Woodward: Laura Wanted Rumsfeld Out

Veteran Washington reporter Bob Woodward writes in his new book of fierce efforts inside the White House to get rid of Defense Secretary Donald Rumsfeld, a revelation that has caused a tremendous amount of concern at the White House.

In Mike Wallace's interview with Woodward, to be broadcast on 60 Minutes this Sunday, Oct. 1, at 7 p.m. ET/PT, the reporter also claims that Henry Kissinger is among those advising Mr. Bush.

Woodward writes that several people inside the White House have pushed to oust Defense Secretary Donald Rumsfeld. The ranks of those calling for Rumsfeld's resignation included the president's then Chief of Staff, Andy Card, apparently with the backing of First Lady Laura Bush.

As CBS News correspondent David Martin reports, Woodward tells Wallace that after President Bush was re-elected, Card tried for months to convince the president to fire Rumsfeld.

"It wasn't working. Card felt very strongly that the president needed a whole new national security team," Woodward tells Wallace.

Laura Bush was also worried that Rumsfeld was hurting her husband, Martin reports. When Andy Card told her that the president seemed happy with Rumsfeld, Woodward says that Mrs. Bush replied, "He's happy with this, but I'm not." Later, she said, "I don't know why he's not upset."

"What's interesting, Andy Card, as White House Chief of Staff, every six weeks set up a one-on-one meeting with Laura Bush. And in the course of these sessions, the problem with Rumsfeld came up, and she voiced her concern about the situation," Woodward tells Wallace.

The First Lady's office says that's not true, Martin reports, but according to Woodward, Card had at least one other high-level ally: Secretary of State Colin Powell. Powell, who himself was leaving the administration, told Card, "If I go, Don should go." But the vice president thought differently.

"Rumsfeld's his guy. And Cheney confided to an aide that if Rumsfeld goes, next they'll be after Cheney," Woodward tells Wallace.

It's not clear that Rumsfeld knew what Card was up to, but in an interview with Woodward, the Defense Secretary said he told Card that after the election, he would be happy to stay or go, depending on what the president wanted. The president has that he had no intention of changing him.

In the end, it was Card, not Rumsfeld, who left. Rumsfeld hosted a farewell dinner in his honor.

These efforts to get rid of Rumsfeld, apparently continue to this day, CBS News White House correspondent Jim Axelrod reports. A top Republican strategist told CBS News today that just this week, he heard the president say, "I know the way to keep Americans' support for the war is to fire Don Rumsfeld. I am not going to do that. It's not going to happen."

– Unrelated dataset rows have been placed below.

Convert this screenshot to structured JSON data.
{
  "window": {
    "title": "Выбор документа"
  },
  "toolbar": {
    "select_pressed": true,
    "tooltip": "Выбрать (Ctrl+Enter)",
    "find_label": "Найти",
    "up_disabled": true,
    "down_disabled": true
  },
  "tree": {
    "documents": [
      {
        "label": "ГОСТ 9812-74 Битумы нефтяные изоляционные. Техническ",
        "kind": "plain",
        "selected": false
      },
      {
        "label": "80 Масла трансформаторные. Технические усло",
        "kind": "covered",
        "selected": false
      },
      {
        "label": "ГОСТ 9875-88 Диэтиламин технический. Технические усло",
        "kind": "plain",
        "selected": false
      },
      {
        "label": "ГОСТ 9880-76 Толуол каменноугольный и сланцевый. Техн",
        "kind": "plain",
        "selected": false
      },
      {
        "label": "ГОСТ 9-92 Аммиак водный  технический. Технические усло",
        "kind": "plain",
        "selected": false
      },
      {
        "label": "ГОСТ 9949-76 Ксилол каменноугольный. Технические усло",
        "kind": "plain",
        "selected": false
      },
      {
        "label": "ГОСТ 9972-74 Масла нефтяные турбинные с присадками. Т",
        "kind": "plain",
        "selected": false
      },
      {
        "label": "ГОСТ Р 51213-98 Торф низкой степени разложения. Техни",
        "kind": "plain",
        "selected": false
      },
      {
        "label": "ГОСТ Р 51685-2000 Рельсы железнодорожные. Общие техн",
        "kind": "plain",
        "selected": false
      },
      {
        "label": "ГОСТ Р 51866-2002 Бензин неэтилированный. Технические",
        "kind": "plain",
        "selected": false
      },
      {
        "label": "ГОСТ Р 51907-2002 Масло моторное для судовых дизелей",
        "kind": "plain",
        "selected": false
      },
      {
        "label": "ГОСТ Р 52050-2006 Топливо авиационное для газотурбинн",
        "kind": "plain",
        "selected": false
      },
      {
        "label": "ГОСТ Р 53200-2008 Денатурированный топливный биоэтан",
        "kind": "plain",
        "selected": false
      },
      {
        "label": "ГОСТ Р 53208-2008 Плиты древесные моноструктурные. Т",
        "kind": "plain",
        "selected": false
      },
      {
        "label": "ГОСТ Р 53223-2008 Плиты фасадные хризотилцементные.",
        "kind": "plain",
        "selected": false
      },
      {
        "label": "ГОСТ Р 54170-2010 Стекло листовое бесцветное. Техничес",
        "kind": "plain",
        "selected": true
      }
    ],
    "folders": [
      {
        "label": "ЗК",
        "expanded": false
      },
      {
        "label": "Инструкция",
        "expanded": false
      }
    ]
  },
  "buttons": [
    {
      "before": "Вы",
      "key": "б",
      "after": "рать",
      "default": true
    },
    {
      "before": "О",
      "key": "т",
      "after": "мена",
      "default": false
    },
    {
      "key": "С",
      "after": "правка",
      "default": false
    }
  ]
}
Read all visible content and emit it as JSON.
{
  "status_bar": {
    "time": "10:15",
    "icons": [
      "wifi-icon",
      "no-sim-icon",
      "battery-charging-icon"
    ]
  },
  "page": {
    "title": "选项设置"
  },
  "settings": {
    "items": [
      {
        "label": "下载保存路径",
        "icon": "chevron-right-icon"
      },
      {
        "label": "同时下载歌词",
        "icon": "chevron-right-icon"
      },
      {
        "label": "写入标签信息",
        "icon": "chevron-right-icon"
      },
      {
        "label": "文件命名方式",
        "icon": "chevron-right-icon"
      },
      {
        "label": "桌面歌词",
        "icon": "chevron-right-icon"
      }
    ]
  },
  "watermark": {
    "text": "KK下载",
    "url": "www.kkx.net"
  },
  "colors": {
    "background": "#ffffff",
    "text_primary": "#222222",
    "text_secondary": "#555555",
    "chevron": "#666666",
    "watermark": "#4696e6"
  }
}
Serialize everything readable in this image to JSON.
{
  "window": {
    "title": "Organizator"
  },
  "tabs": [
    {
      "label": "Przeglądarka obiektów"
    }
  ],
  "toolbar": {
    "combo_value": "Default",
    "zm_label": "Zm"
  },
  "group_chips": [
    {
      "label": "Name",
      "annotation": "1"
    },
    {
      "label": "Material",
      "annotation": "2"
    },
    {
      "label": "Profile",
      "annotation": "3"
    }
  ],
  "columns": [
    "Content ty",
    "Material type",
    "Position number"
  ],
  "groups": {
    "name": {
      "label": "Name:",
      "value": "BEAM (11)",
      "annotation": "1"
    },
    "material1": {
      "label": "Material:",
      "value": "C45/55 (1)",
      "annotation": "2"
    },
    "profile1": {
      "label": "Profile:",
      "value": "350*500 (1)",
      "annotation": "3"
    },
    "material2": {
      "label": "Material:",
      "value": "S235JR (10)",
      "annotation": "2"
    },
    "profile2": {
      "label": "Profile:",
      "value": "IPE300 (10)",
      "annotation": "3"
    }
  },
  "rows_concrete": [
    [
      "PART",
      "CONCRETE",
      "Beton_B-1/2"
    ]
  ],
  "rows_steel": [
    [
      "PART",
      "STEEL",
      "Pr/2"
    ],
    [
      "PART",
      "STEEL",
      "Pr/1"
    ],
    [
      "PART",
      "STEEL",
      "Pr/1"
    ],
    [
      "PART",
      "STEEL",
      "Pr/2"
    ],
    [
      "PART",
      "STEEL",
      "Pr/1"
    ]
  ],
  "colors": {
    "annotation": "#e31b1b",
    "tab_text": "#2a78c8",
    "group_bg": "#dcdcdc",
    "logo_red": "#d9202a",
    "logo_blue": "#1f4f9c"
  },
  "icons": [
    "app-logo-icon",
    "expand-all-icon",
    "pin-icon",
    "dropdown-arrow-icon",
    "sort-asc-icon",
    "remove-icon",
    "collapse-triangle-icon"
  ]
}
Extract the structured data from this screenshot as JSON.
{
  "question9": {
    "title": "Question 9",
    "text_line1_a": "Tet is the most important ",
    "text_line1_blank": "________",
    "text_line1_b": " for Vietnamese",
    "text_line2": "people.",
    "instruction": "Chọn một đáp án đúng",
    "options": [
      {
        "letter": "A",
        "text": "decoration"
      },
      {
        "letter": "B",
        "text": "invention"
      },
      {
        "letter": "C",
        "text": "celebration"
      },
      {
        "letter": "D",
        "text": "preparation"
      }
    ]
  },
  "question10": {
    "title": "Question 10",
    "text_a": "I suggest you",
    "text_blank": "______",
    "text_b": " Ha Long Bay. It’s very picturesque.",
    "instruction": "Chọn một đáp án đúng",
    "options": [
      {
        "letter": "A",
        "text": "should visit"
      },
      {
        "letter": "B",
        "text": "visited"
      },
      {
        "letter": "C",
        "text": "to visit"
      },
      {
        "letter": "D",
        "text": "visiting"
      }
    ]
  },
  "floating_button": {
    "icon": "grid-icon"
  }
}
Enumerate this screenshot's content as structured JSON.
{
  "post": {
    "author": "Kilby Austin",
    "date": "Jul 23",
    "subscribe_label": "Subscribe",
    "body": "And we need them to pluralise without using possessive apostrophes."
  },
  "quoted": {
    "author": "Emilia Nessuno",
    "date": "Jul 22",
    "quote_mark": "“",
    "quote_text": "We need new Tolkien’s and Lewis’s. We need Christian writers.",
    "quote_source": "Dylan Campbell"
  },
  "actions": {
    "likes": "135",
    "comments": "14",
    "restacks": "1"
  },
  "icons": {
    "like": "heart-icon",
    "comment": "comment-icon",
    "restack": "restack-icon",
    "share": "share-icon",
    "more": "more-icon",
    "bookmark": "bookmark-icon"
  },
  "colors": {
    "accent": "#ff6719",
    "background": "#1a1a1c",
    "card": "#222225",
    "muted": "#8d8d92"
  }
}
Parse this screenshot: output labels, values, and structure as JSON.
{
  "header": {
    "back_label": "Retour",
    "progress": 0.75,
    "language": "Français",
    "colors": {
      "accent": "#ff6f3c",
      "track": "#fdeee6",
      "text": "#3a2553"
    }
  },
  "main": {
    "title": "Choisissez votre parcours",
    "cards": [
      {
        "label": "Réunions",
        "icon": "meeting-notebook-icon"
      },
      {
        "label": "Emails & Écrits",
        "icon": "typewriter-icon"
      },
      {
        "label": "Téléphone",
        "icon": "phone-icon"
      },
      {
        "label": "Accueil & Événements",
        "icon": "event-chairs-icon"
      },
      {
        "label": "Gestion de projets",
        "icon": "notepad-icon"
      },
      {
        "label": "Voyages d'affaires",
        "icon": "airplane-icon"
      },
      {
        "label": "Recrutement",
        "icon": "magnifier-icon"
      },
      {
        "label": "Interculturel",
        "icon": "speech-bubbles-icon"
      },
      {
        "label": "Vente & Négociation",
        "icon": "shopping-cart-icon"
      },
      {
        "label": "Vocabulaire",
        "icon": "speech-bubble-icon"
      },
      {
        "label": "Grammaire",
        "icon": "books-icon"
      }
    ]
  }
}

Not surprisingly, revelations from the book are causing a tremendous amount of concern at the White House, mostly because what Woodward writes is read and believed, not just in Washington, but all across the country, CBS News White House correspondent Jim Axelrod reports.

Today, the administration hit back.

"There's a whole lot of stuff here. You know, in a lot of ways, the book's certainly cotton candy. It, kind of, melts on contact. We've read this book before," White House Press Secretary Tony Snow said.

Woodward also says that the Bush administration has not told the truth regarding the level of violence, especially against U.S. troops, in Iraq. He reveals key intelligence that predicts the insurgency will grow worse next year.

According to Woodward, insurgent attacks against coalition troops occur, on average, every 15 minutes, a shocking fact the administration has kept secret. "It's getting to the point now where there are 8, 900 attacks a week. That's more than 100 a day. That is four an hour attacking our forces," says Woodward.